therefore quite aware that by accommodating the Company leaders with their
support, they stood a chance at being granted certain benefits. Conversely, if
one were to advance the cause of the reform movement and upset the system, life
could be made very difficult for them. “While the benefits of the status quo
are high for the powerful, the costs of challenge are potentially higher for the
powerless” (Gaventa, 1980: 145).

Lukes second dimension of power explains how the Association was able to
maintain its dominance and the quiescence of the people in terms of creating a
political apparatus to organize certain issues and participants in, and others
out, as well as impose recognizable sanctions. Further analyses, however, would
require a look at the less obvious controls which stemmed from the shaping and
instilling of an ideological apparatus in support of the Company among the
ordinary citizens.

This would describe Luke’s third dimension where power is executed in a
more subtle way. “It is one which shapes the outcome of ‘choice’ while allowing
the chooser to believe that, in fact, a choice has been made”(Gaventa,1980:63).

The Mountaineers non-challenge then, although appearing to be a freely chosen
state of quiescence was actually more of an imposed choice. By both deliberate
and unintentional means, the consciousness of the people was slanted to adopt
the newly created Industrial ideology.

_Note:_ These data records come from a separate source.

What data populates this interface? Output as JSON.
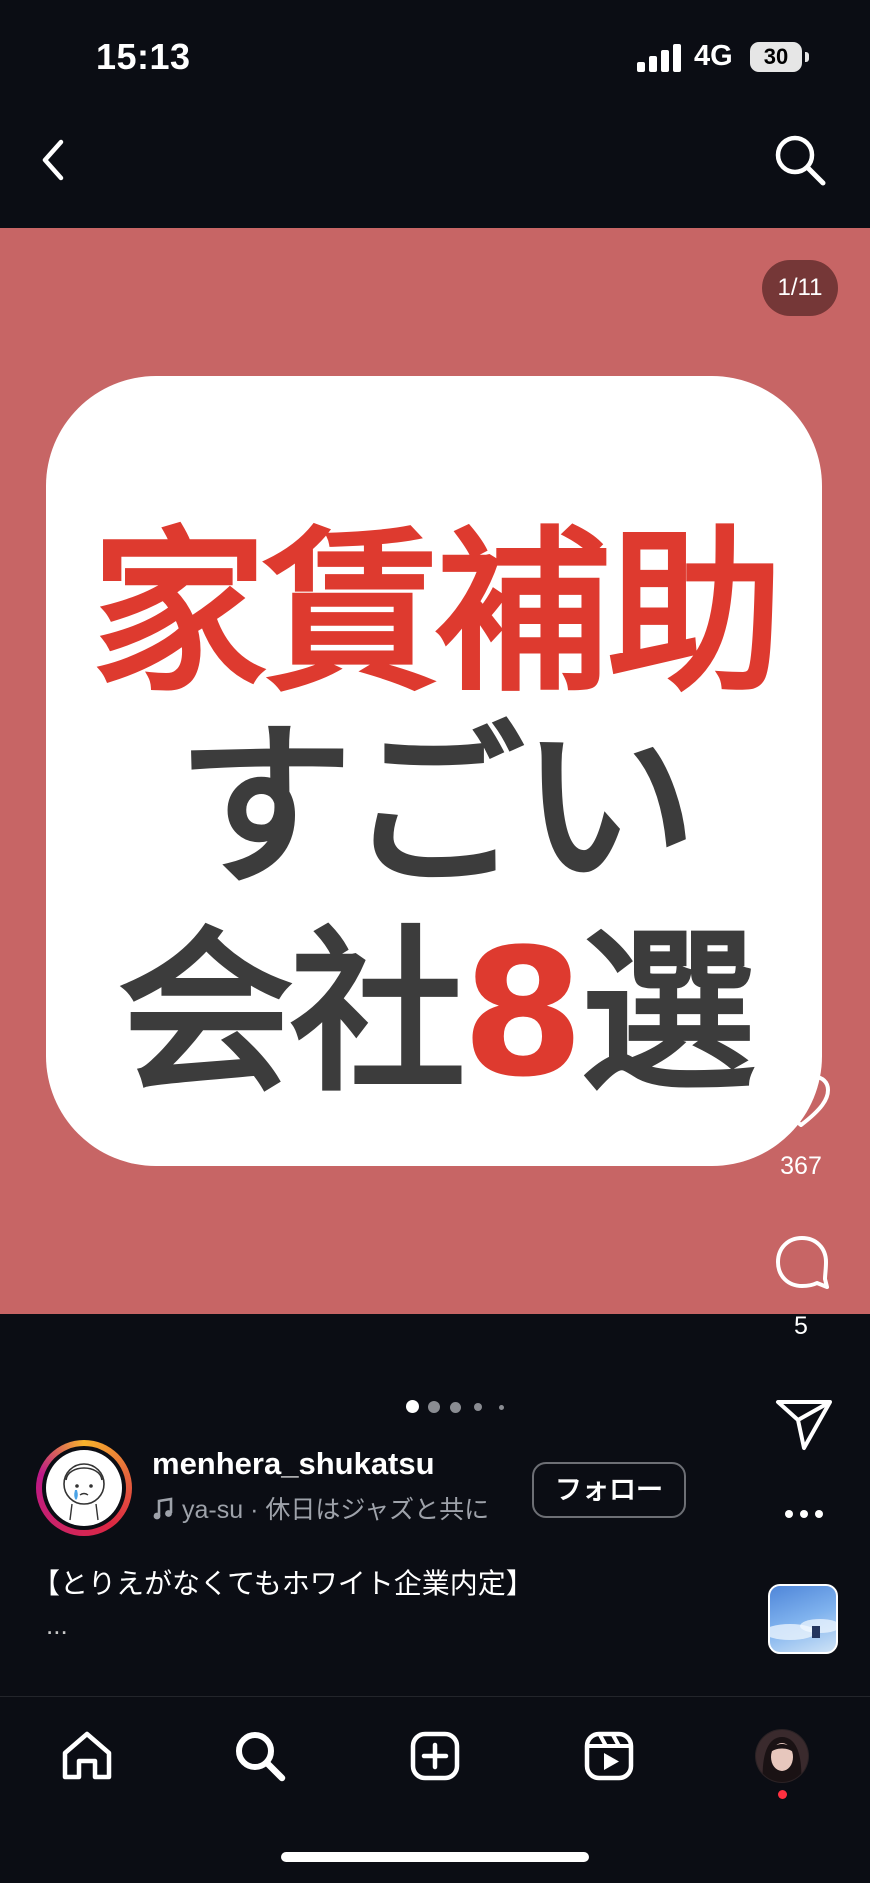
{
  "status_bar": {
    "time": "15:13",
    "network": "4G",
    "battery": "30"
  },
  "header": {
    "back_icon": "chevron-left-icon",
    "search_icon": "search-icon"
  },
  "post": {
    "counter": "1/11",
    "headline_line1": "家賃補助",
    "headline_line2": "すごい",
    "headline_line3_a": "会社",
    "headline_line3_num": "8",
    "headline_line3_b": "選",
    "background_color": "#c76565",
    "accent_red": "#de3a2f"
  },
  "actions": {
    "likes": "367",
    "comments": "5"
  },
  "profile": {
    "username": "menhera_shukatsu",
    "music": "ya-su · 休日はジャズと共に",
    "follow_label": "フォロー",
    "caption": "【とりえがなくてもホワイト企業内定】",
    "more": "..."
  },
  "nav": {
    "items": [
      "home-icon",
      "search-icon",
      "create-icon",
      "reels-icon",
      "profile-avatar"
    ]
  }
}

Gaventa identifies four observable ways
that the Association was able to maintain their hegemony.

Conditioning the people’s wants involved first a perversion of
information which exaggerated benefits of the industrial order and downplayed
its oppressive effects upon them. The mountain valley had drawn in millions of
dollars, attracted all kinds of investors, and created hundreds of jobs. In
addition to this it also became “a vacation ground for the
wealthy”(Gaventa,1980:63) where luxurious hotels were built and a new leisure
class developed.

This lifestyle contrasted drastically with that of the labourers living
in dilapidated shacks, yet a working class consciousness failed to develop.

This is because an equal opportunity ethic was emphasized, stressing the belief
that by hard work these benefits were attainable by all. Social stratification
was therefore accepted by most workers and instead of participating equally,
they chose to splurge what little money they had on alcohol which was the only
way they knew to “replicate the pattern (of enjoyment of luxuries) in a lesser
style”(Gaventa,1980:65). The appeal of the new industrial order
and its economic benefits was enhanced by the debasement of the mountaineer’s
traditional way of life and culture. The two were in direct contrast so the
glorification of the first meant the degradation of the other. The old culture
was criticized as a dirty, primitive and meagre way of life while the new order
was proclaimed for its virtues of civilization and progress. Miners were
therefore socialized to strive for membership under the new order and to be
ashamed of the old.

Imposing values took on a third form in the process of changing names of
towns, schools and other cultural establishments. Names that had been familiar
to the old system were changed to those derived from the new. Only Company
workplaces and mines kept their local names. In this way, ties to the past were
severed and a clear path for a new society was created. Symbols play an
important part in the way people interpret their society. By manipulating
linguistic symbols the Association was shaping the societal consciousness. “By
the imposition of one identity over another in the cultural arena, and by
allowing names to lend the appearance of local possession in the workplace arena
(where there was none at all) the development of a counter-hegemony was made
less likely”(Gaventa,1980:67).

The creation of a set of controls in the form of political and
ideological constructs resulted “in a shaping and influencing away from (the
mountaineer’s) ‘stock’ to participation in the ways and values of the new
order”(Gaventa,1980:68). Conformity to the extent where contradictions of
conscience go unnoticed because workers are no longer certain of their
orientation occurred repeatedly and was the main reason challenge was rare.

It must be noted, however, that the workers of Middlesborough were not
completely inact